Because I’m a glutton for punishment and willing to make mistakes in order to learn from them, I jumped into an internship relationship before I was ready, just as I decided to date the woman who would soon move far away. I’ve learned from both of these mistakes, and while I’d love to give you relationship advice, I’ll stick to sharing lessons I learned first-hand and through peers and mentors on hiring an intern for your startup or small business.
Here are six things you should consider before saying “you’re hired.”
Define why you need an intern. I knew I was too busy to handle all of my daily responsibilities when I started looking for an intern, but I didn’t consider all of my options or question my assumption that an intern would be the best short-term solution. It may seem obvious that you’re seeking an intern to get help with your business, but what help are you looking for, why is an intern the best fit to provide this help and what type of intern will fill this role (paid, unpaid, for-credit, etc.)? “The same position with a different why could attract very different people with different career goals,” says CEO Michael Somers.

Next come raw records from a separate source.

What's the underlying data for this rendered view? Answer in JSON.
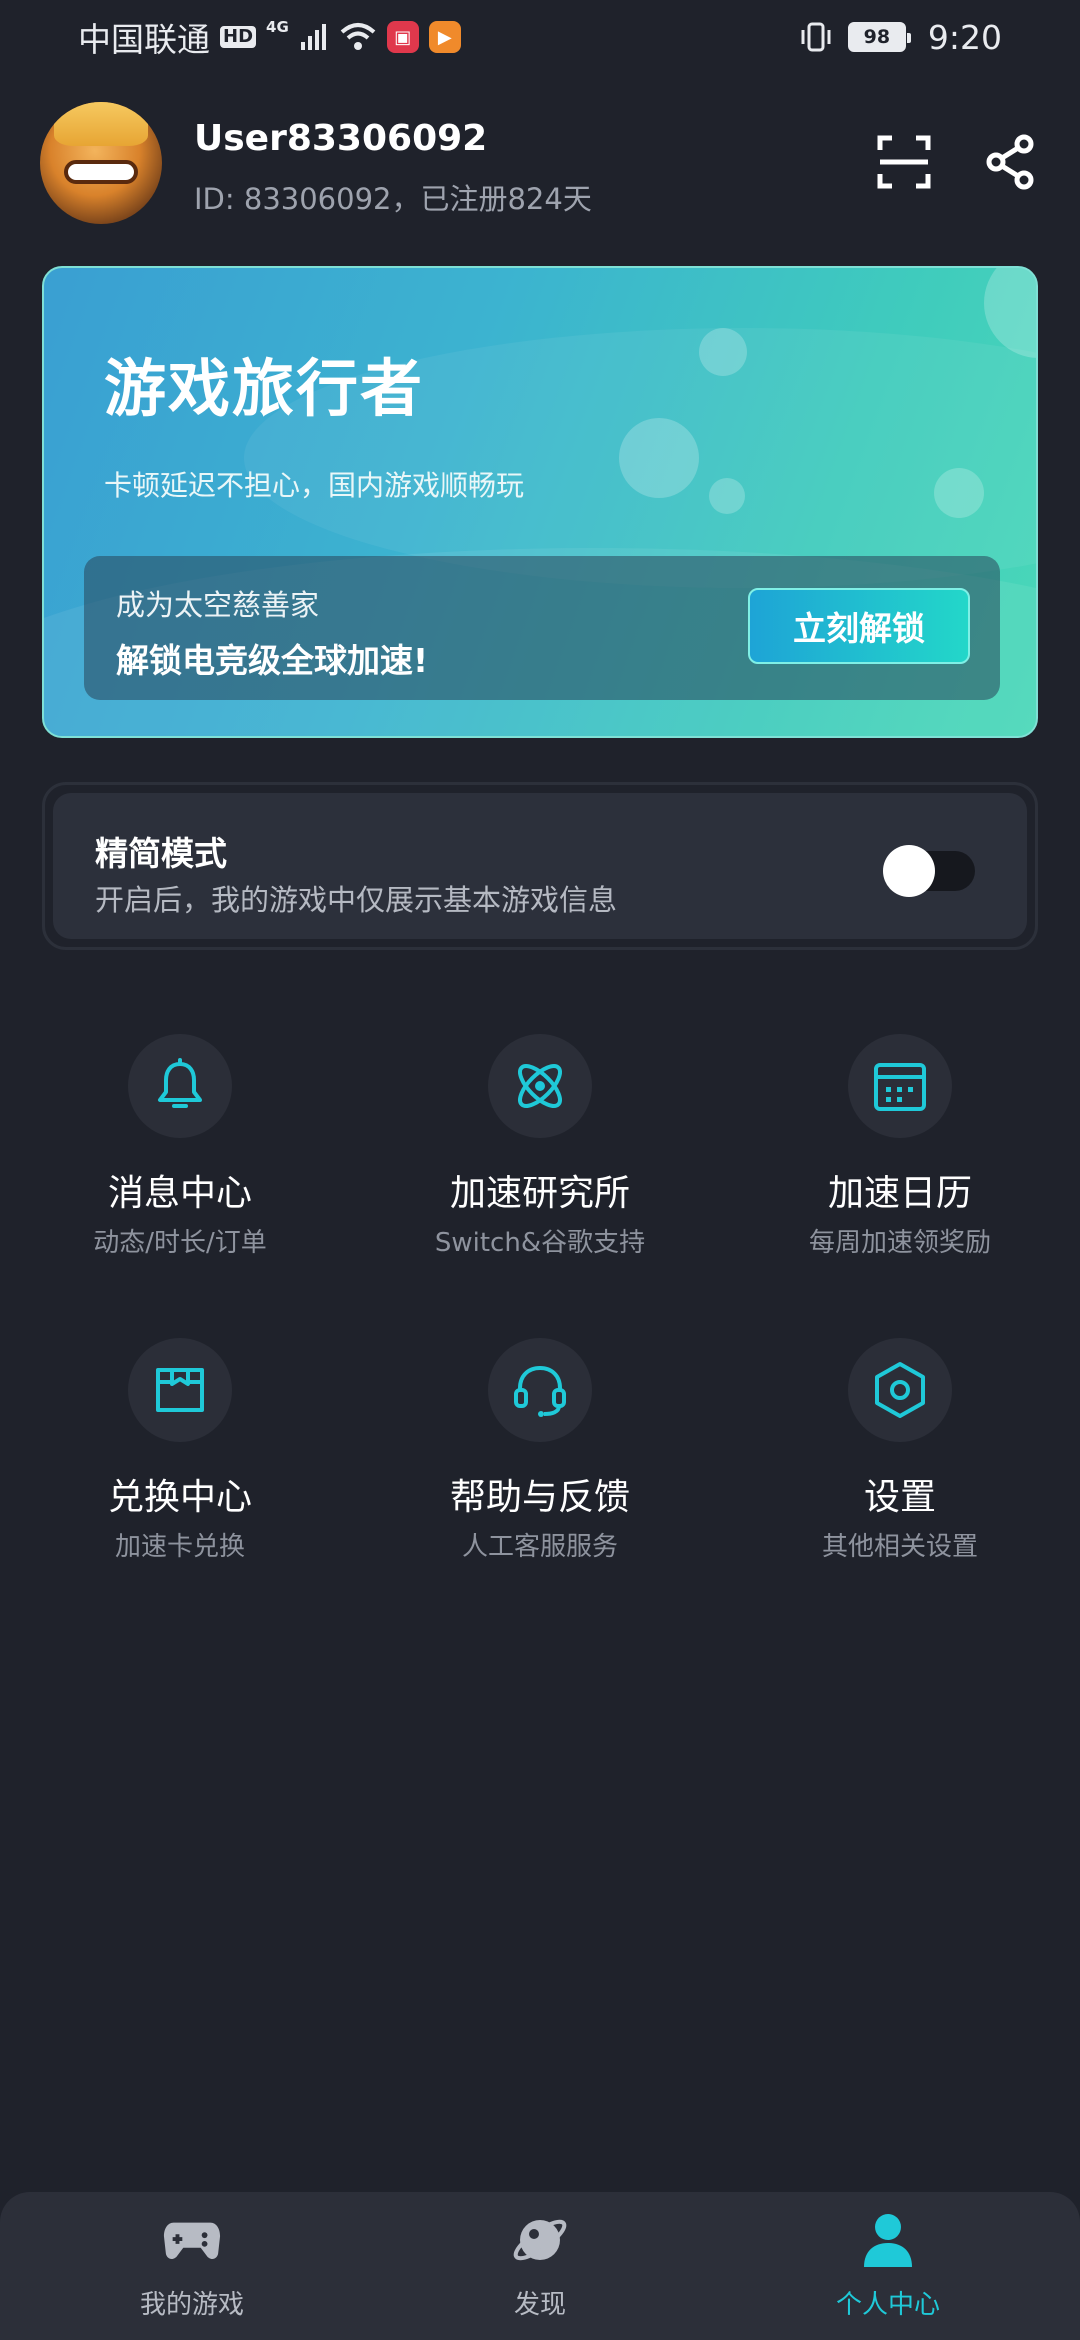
{
  "status_bar": {
    "carrier": "中国联通",
    "hd": "HD",
    "network": "4G",
    "battery": "98",
    "time": "9:20"
  },
  "header": {
    "username": "User83306092",
    "user_meta": "ID: 83306092，已注册824天",
    "scan_icon": "scan-icon",
    "share_icon": "share-icon"
  },
  "promo": {
    "title": "游戏旅行者",
    "subtitle": "卡顿延迟不担心，国内游戏顺畅玩",
    "line1": "成为太空慈善家",
    "line2": "解锁电竞级全球加速!",
    "button": "立刻解锁"
  },
  "simple_mode": {
    "title": "精简模式",
    "description": "开启后，我的游戏中仅展示基本游戏信息",
    "enabled": false
  },
  "menu": [
    {
      "icon": "bell-icon",
      "title": "消息中心",
      "subtitle": "动态/时长/订单"
    },
    {
      "icon": "atom-icon",
      "title": "加速研究所",
      "subtitle": "Switch&谷歌支持"
    },
    {
      "icon": "calendar-icon",
      "title": "加速日历",
      "subtitle": "每周加速领奖励"
    },
    {
      "icon": "gift-box-icon",
      "title": "兑换中心",
      "subtitle": "加速卡兑换"
    },
    {
      "icon": "headset-icon",
      "title": "帮助与反馈",
      "subtitle": "人工客服服务"
    },
    {
      "icon": "hexagon-nut-icon",
      "title": "设置",
      "subtitle": "其他相关设置"
    }
  ],
  "bottom_nav": [
    {
      "icon": "gamepad-icon",
      "label": "我的游戏",
      "active": false
    },
    {
      "icon": "planet-icon",
      "label": "发现",
      "active": false
    },
    {
      "icon": "person-icon",
      "label": "个人中心",
      "active": true
    }
  ],
  "colors": {
    "background": "#1f222b",
    "accent": "#1fc9d8",
    "card": "#2c303b"
  }
}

Think about your primary motivation. Understanding why you need an intern will help you detail the position and properly vet candidates based on what their motivation for applying is. Knowing why a candidate wants to be a part of your team can be as important as their skillset and work ethic. Does he or she want to learn how to start their own business, learn more about your industry or just collect a paycheck? “Why are you interested in this internship?” should be your first or second question when interviewing an intern, but it’s something I failed to ever ask. I focused on my needs with the business instead of digging into their reasoning as to why they wanted the internship.

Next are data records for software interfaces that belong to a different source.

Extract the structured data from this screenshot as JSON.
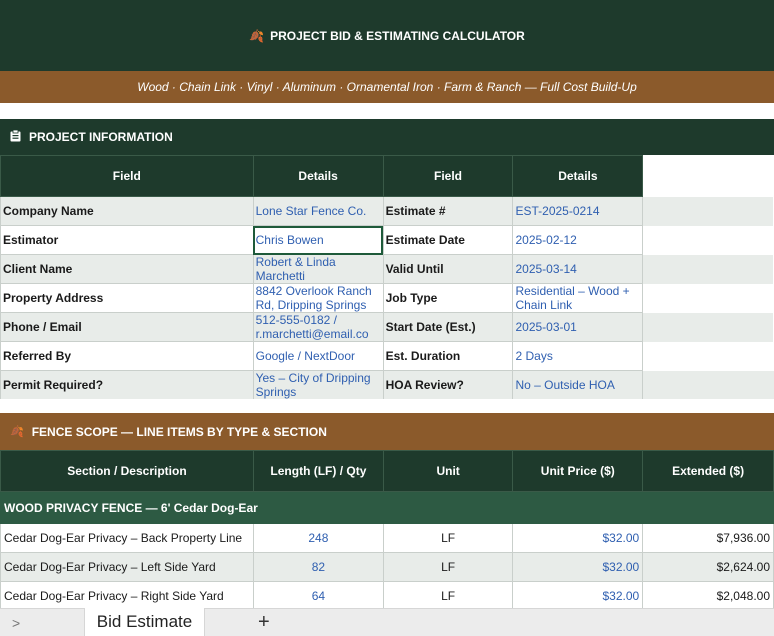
{
  "header": {
    "title": "PROJECT BID & ESTIMATING CALCULATOR",
    "title_icon": "🍂",
    "subtitle": "Wood · Chain Link · Vinyl · Aluminum · Ornamental Iron · Farm & Ranch — Full Cost Build-Up"
  },
  "project_info": {
    "heading": "PROJECT INFORMATION",
    "heading_icon": "clipboard-icon",
    "columns": [
      "Field",
      "Details",
      "Field",
      "Details"
    ],
    "rows": [
      {
        "f1": "Company Name",
        "d1": "Lone Star Fence Co.",
        "f2": "Estimate #",
        "d2": "EST-2025-0214"
      },
      {
        "f1": "Estimator",
        "d1": "Chris Bowen",
        "f2": "Estimate Date",
        "d2": "2025-02-12"
      },
      {
        "f1": "Client Name",
        "d1": "Robert & Linda Marchetti",
        "f2": "Valid Until",
        "d2": "2025-03-14"
      },
      {
        "f1": "Property Address",
        "d1": "8842 Overlook Ranch Rd, Dripping Springs",
        "f2": "Job Type",
        "d2": "Residential – Wood + Chain Link"
      },
      {
        "f1": "Phone / Email",
        "d1": "512-555-0182 / r.marchetti@email.co",
        "f2": "Start Date (Est.)",
        "d2": "2025-03-01"
      },
      {
        "f1": "Referred By",
        "d1": "Google / NextDoor",
        "f2": "Est. Duration",
        "d2": "2 Days"
      },
      {
        "f1": "Permit Required?",
        "d1": "Yes – City of Dripping Springs",
        "f2": "HOA Review?",
        "d2": "No – Outside HOA"
      }
    ]
  },
  "scope": {
    "heading": "FENCE SCOPE — LINE ITEMS BY TYPE & SECTION",
    "heading_icon": "🍂",
    "columns": [
      "Section / Description",
      "Length (LF) / Qty",
      "Unit",
      "Unit Price ($)",
      "Extended ($)"
    ],
    "group": "WOOD PRIVACY FENCE — 6' Cedar Dog-Ear",
    "rows": [
      {
        "desc": "Cedar Dog-Ear Privacy – Back Property Line",
        "qty": "248",
        "unit": "LF",
        "price": "$32.00",
        "ext": "$7,936.00"
      },
      {
        "desc": "Cedar Dog-Ear Privacy – Left Side Yard",
        "qty": "82",
        "unit": "LF",
        "price": "$32.00",
        "ext": "$2,624.00"
      },
      {
        "desc": "Cedar Dog-Ear Privacy – Right Side Yard",
        "qty": "64",
        "unit": "LF",
        "price": "$32.00",
        "ext": "$2,048.00"
      }
    ]
  },
  "sheet_tabs": {
    "active": "Bid Estimate",
    "add_label": "+",
    "nav_label": ">"
  }
}
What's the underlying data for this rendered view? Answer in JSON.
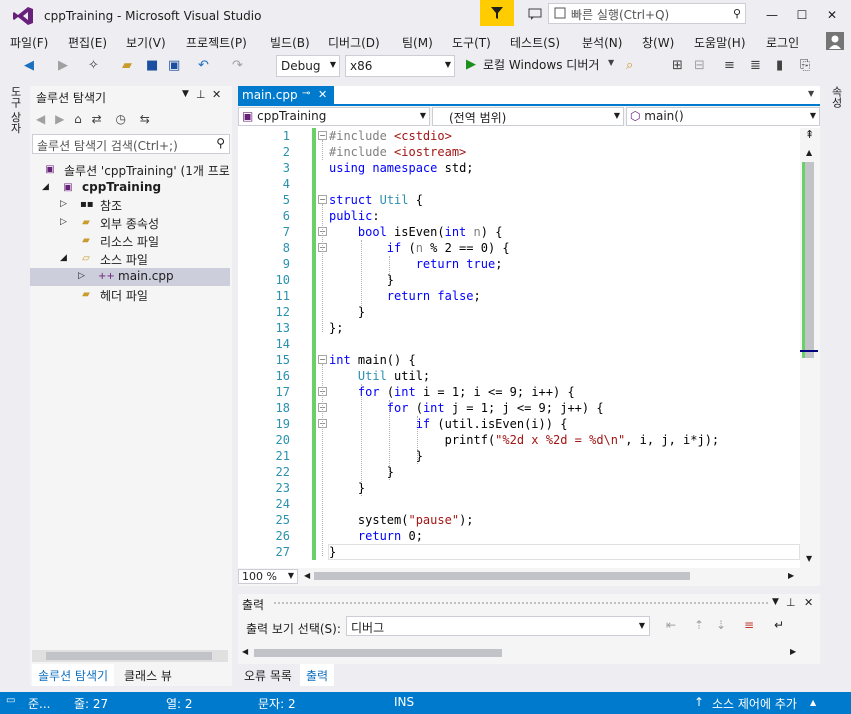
{
  "window": {
    "title": "cppTraining - Microsoft Visual Studio",
    "quick_launch_placeholder": "빠른 실행(Ctrl+Q)"
  },
  "menu": [
    "파일(F)",
    "편집(E)",
    "보기(V)",
    "프로젝트(P)",
    "빌드(B)",
    "디버그(D)",
    "팀(M)",
    "도구(T)",
    "테스트(S)",
    "분석(N)",
    "창(W)",
    "도움말(H)",
    "로그인"
  ],
  "toolbar": {
    "config": "Debug",
    "platform": "x86",
    "run_label": "로컬 Windows 디버거"
  },
  "side_tabs": {
    "left": "도구 상자",
    "right": "속성"
  },
  "solution_explorer": {
    "title": "솔루션 탐색기",
    "search_placeholder": "솔루션 탐색기 검색(Ctrl+;)",
    "items": [
      {
        "label": "솔루션 'cppTraining' (1개 프로",
        "icon": "solution-icon"
      },
      {
        "label": "cppTraining",
        "icon": "project-icon",
        "bold": true
      },
      {
        "label": "참조",
        "icon": "references-icon"
      },
      {
        "label": "외부 종속성",
        "icon": "folder-icon"
      },
      {
        "label": "리소스 파일",
        "icon": "folder-icon"
      },
      {
        "label": "소스 파일",
        "icon": "folder-icon"
      },
      {
        "label": "main.cpp",
        "icon": "cpp-file-icon",
        "selected": true
      },
      {
        "label": "헤더 파일",
        "icon": "folder-icon"
      }
    ],
    "bottom_tabs": [
      "솔루션 탐색기",
      "클래스 뷰"
    ]
  },
  "editor": {
    "tab": "main.cpp",
    "nav": {
      "project": "cppTraining",
      "scope": "(전역 범위)",
      "member": "main()"
    },
    "zoom": "100 %",
    "lines": [
      "#include <cstdio>",
      "#include <iostream>",
      "using namespace std;",
      "",
      "struct Util {",
      "public:",
      "    bool isEven(int n) {",
      "        if (n % 2 == 0) {",
      "            return true;",
      "        }",
      "        return false;",
      "    }",
      "};",
      "",
      "int main() {",
      "    Util util;",
      "    for (int i = 1; i <= 9; i++) {",
      "        for (int j = 1; j <= 9; j++) {",
      "            if (util.isEven(i)) {",
      "                printf(\"%2d x %2d = %d\\n\", i, j, i*j);",
      "            }",
      "        }",
      "    }",
      "",
      "    system(\"pause\");",
      "    return 0;",
      "}"
    ]
  },
  "output": {
    "title": "출력",
    "source_label": "출력 보기 선택(S):",
    "source_value": "디버그",
    "bottom_tabs": [
      "오류 목록",
      "출력"
    ]
  },
  "status": {
    "ready": "준...",
    "line": "줄: 27",
    "col": "열: 2",
    "char": "문자: 2",
    "ins": "INS",
    "source_control": "소스 제어에 추가"
  }
}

Dig into their skillsets. I took the optimistic views and passion for learning of my intern as a sign of a perfect fit. At the start of his internship I didn’t realize how talented he was, but his skills were in different areas than what I was searching for. Internships are short in nature, and it’s difficult for the intern to develop new skillsets to fill the needs of your company if they aren’t already well-versed in what they will be working on during their internship. Hiring full-time employees is different, as you have time to develop their skillset and give a driven and eager to learn employee proper training.
Determine if there is the potential for a future relationship. The future prospects of an alliance should be considered when entering into an agreement for a fixed period of time. Just as I should’ve considered my long-term potential with the high school girlfriend that was soon to move away, I should have better gauged the future want and my need to work with the intern before hiring him. It’s perfectly okay to hire an intern for a short and specific period of time, but if the relationship is going to end permanently after a month or two, you’re going to invest in them and structure the internship much differently than you would if there’s the possibility of them transitioning into a full-time employee. Fortunately for me, I will need his help in the future and he’s interested in providing this help, but it shouldn’t have been left up to luck.
Assess how the person will fit with your team. While my team consists of just a handful of contractors and clients, an intern has to fit the style and complement the skillset of the rest of the team. “Your team is everything in a startup, and a bad fit can be a big drain on your company. Be selective. It is better to have no fit than a bad fit,” says Somers, and he’s right. There’s no reason to spend money, waste time, and risk your team’s culture on an intern who you have yet to properly vet. Every hire, even an intern, will change the composition of your team.
Measures and clearly define goals. “So how am I doing?” Hearing that question without a good answer doesn’t leave you with a warm and fuzzy feeling. It leaves you with the stark realization that you haven’t set goals and created ways to measure the work of your intern. It’s not fair to your intern or your business. Use several reasonable goals as the basis for your internship, which will help them define their accomplishments on their resume, guide their work, and make sure you can tell them how they’re doing.